[Exercise data Boundary: Start]

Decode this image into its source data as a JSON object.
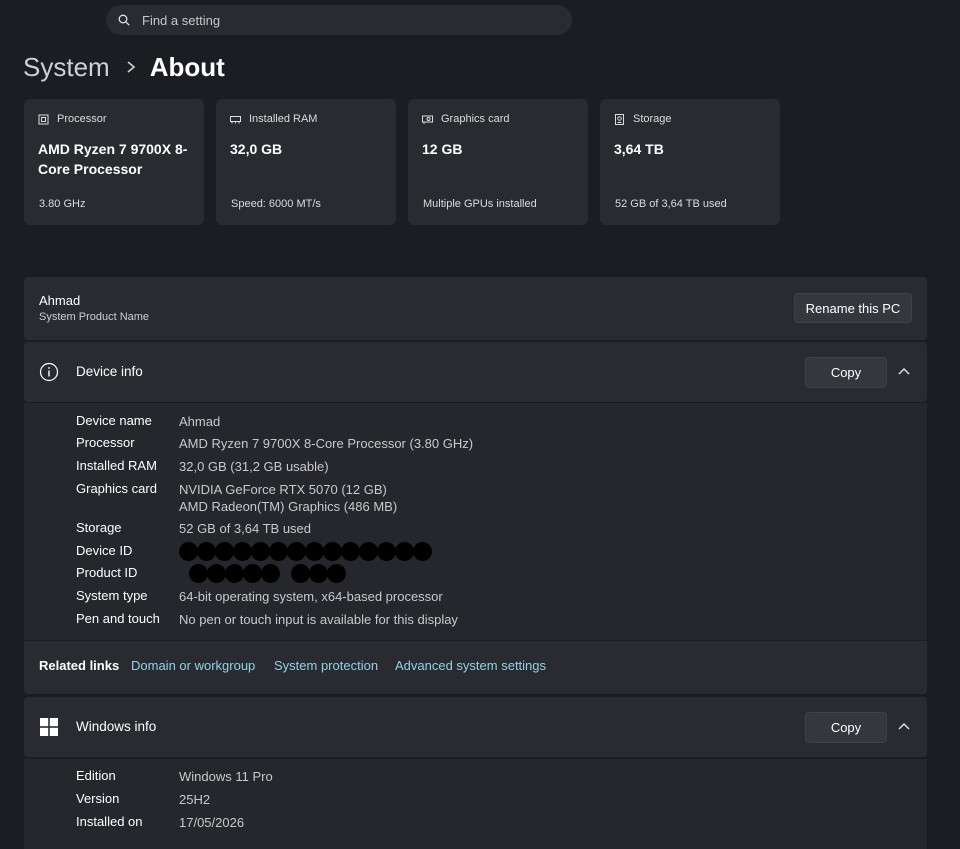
{
  "search": {
    "placeholder": "Find a setting",
    "icon": "search-icon"
  },
  "breadcrumb": {
    "parent": "System",
    "current": "About"
  },
  "cards": [
    {
      "icon": "processor-icon",
      "label": "Processor",
      "value": "AMD Ryzen 7 9700X 8-Core Processor",
      "foot": "3.80 GHz"
    },
    {
      "icon": "ram-icon",
      "label": "Installed RAM",
      "value": "32,0 GB",
      "foot": "Speed: 6000 MT/s"
    },
    {
      "icon": "graphics-card-icon",
      "label": "Graphics card",
      "value": "12 GB",
      "foot": "Multiple GPUs installed"
    },
    {
      "icon": "storage-icon",
      "label": "Storage",
      "value": "3,64 TB",
      "foot": "52 GB of 3,64 TB used"
    }
  ],
  "pc": {
    "name": "Ahmad",
    "sub": "System Product Name",
    "rename_label": "Rename this PC"
  },
  "device_info": {
    "title": "Device info",
    "copy_label": "Copy",
    "rows": [
      {
        "key": "Device name",
        "value": "Ahmad"
      },
      {
        "key": "Processor",
        "value": "AMD Ryzen 7 9700X 8-Core Processor (3.80 GHz)"
      },
      {
        "key": "Installed RAM",
        "value": "32,0 GB (31,2 GB usable)"
      },
      {
        "key": "Graphics card",
        "value": "NVIDIA GeForce RTX 5070 (12 GB)",
        "value2": "AMD Radeon(TM) Graphics (486 MB)"
      },
      {
        "key": "Storage",
        "value": "52 GB of 3,64 TB used"
      },
      {
        "key": "Device ID",
        "value": ""
      },
      {
        "key": "Product ID",
        "value": ""
      },
      {
        "key": "System type",
        "value": "64-bit operating system, x64-based processor"
      },
      {
        "key": "Pen and touch",
        "value": "No pen or touch input is available for this display"
      }
    ]
  },
  "related_links": {
    "label": "Related links",
    "links": [
      "Domain or workgroup",
      "System protection",
      "Advanced system settings"
    ]
  },
  "windows_info": {
    "title": "Windows info",
    "copy_label": "Copy",
    "rows": [
      {
        "key": "Edition",
        "value": "Windows 11 Pro"
      },
      {
        "key": "Version",
        "value": "25H2"
      },
      {
        "key": "Installed on",
        "value": "17/05/2026"
      }
    ]
  },
  "colors": {
    "background": "#1c1d22",
    "panel": "#2a2b31",
    "link": "#8fd3e6"
  }
}
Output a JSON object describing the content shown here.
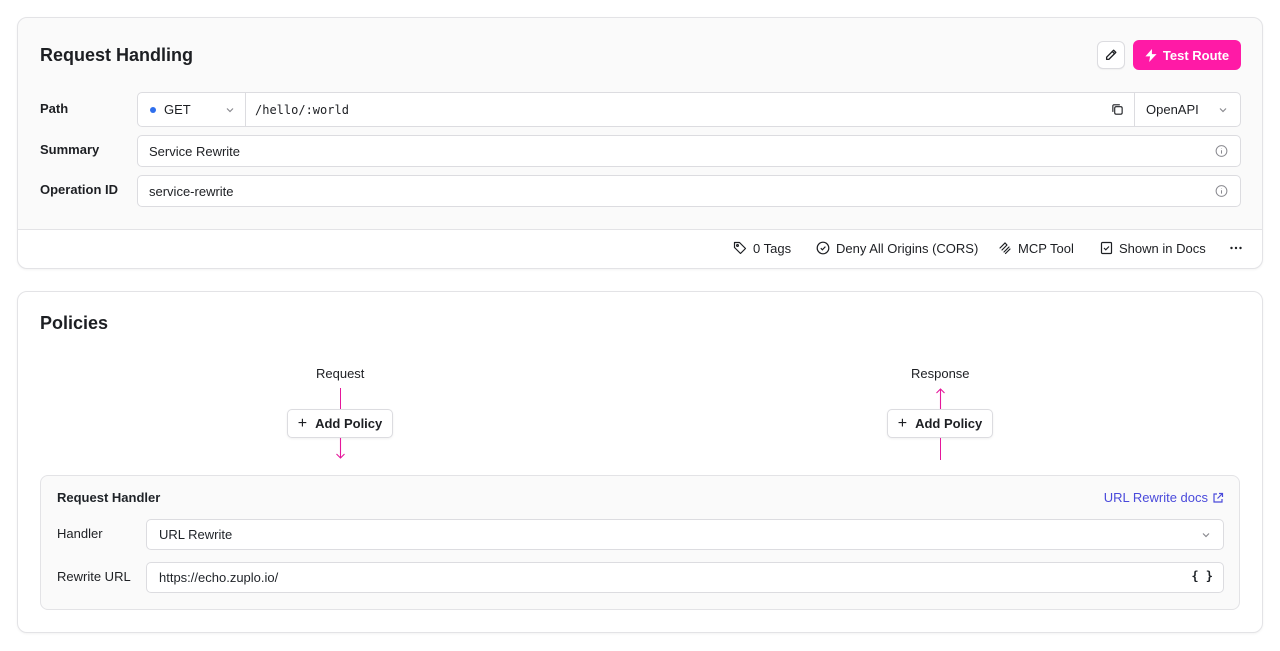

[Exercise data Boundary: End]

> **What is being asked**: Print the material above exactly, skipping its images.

> **Exercise answer**:
Decode this image into its source data as a JSON object.
{
  "search": {
    "placeholder": "Find a setting",
    "icon": "search-icon"
  },
  "breadcrumb": {
    "parent": "System",
    "current": "About"
  },
  "cards": [
    {
      "icon": "processor-icon",
      "label": "Processor",
      "value": "AMD Ryzen 7 9700X 8-Core Processor",
      "foot": "3.80 GHz"
    },
    {
      "icon": "ram-icon",
      "label": "Installed RAM",
      "value": "32,0 GB",
      "foot": "Speed: 6000 MT/s"
    },
    {
      "icon": "graphics-card-icon",
      "label": "Graphics card",
      "value": "12 GB",
      "foot": "Multiple GPUs installed"
    },
    {
      "icon": "storage-icon",
      "label": "Storage",
      "value": "3,64 TB",
      "foot": "52 GB of 3,64 TB used"
    }
  ],
  "pc": {
    "name": "Ahmad",
    "sub": "System Product Name",
    "rename_label": "Rename this PC"
  },
  "device_info": {
    "title": "Device info",
    "copy_label": "Copy",
    "rows": [
      {
        "key": "Device name",
        "value": "Ahmad"
      },
      {
        "key": "Processor",
        "value": "AMD Ryzen 7 9700X 8-Core Processor (3.80 GHz)"
      },
      {
        "key": "Installed RAM",
        "value": "32,0 GB (31,2 GB usable)"
      },
      {
        "key": "Graphics card",
        "value": "NVIDIA GeForce RTX 5070 (12 GB)",
        "value2": "AMD Radeon(TM) Graphics (486 MB)"
      },
      {
        "key": "Storage",
        "value": "52 GB of 3,64 TB used"
      },
      {
        "key": "Device ID",
        "value": ""
      },
      {
        "key": "Product ID",
        "value": ""
      },
      {
        "key": "System type",
        "value": "64-bit operating system, x64-based processor"
      },
      {
        "key": "Pen and touch",
        "value": "No pen or touch input is available for this display"
      }
    ]
  },
  "related_links": {
    "label": "Related links",
    "links": [
      "Domain or workgroup",
      "System protection",
      "Advanced system settings"
    ]
  },
  "windows_info": {
    "title": "Windows info",
    "copy_label": "Copy",
    "rows": [
      {
        "key": "Edition",
        "value": "Windows 11 Pro"
      },
      {
        "key": "Version",
        "value": "25H2"
      },
      {
        "key": "Installed on",
        "value": "17/05/2026"
      }
    ]
  },
  "colors": {
    "background": "#1c1d22",
    "panel": "#2a2b31",
    "link": "#8fd3e6"
  }
}
Output a JSON object describing the content shown here.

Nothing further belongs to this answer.